▸ **What the task requires**: Find and copy each line of the listing below that has the word "requirements" in it.

▸ **Given records**:
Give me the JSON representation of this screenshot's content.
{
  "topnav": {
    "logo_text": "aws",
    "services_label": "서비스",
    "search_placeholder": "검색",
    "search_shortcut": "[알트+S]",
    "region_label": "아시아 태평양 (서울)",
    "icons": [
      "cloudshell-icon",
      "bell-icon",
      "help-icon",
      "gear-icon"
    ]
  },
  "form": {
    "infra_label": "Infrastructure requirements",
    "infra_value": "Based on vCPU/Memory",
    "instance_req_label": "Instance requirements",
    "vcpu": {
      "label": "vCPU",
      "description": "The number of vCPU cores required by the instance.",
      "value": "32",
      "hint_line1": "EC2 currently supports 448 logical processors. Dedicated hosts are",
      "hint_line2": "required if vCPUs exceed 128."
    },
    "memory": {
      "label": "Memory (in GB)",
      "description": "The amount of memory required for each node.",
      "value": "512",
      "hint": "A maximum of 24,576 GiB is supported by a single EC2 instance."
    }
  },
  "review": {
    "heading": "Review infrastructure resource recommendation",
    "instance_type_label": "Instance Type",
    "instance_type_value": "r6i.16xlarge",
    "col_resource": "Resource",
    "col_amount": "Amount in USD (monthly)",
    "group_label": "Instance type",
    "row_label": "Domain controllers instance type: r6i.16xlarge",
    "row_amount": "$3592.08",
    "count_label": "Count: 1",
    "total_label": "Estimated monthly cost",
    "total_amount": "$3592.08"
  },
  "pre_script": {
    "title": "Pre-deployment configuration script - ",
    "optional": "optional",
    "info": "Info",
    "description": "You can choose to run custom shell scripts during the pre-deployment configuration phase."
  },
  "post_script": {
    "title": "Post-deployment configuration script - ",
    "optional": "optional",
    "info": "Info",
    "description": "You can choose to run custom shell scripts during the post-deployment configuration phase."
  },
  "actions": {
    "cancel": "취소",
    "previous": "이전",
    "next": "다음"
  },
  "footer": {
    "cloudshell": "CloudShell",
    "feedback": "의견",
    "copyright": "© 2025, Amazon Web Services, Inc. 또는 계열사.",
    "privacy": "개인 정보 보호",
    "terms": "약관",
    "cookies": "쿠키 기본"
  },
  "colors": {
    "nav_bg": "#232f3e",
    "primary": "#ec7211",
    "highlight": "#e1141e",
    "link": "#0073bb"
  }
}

▸ **Solution below**:
    "infra_label": "Infrastructure requirements",
    "instance_req_label": "Instance requirements",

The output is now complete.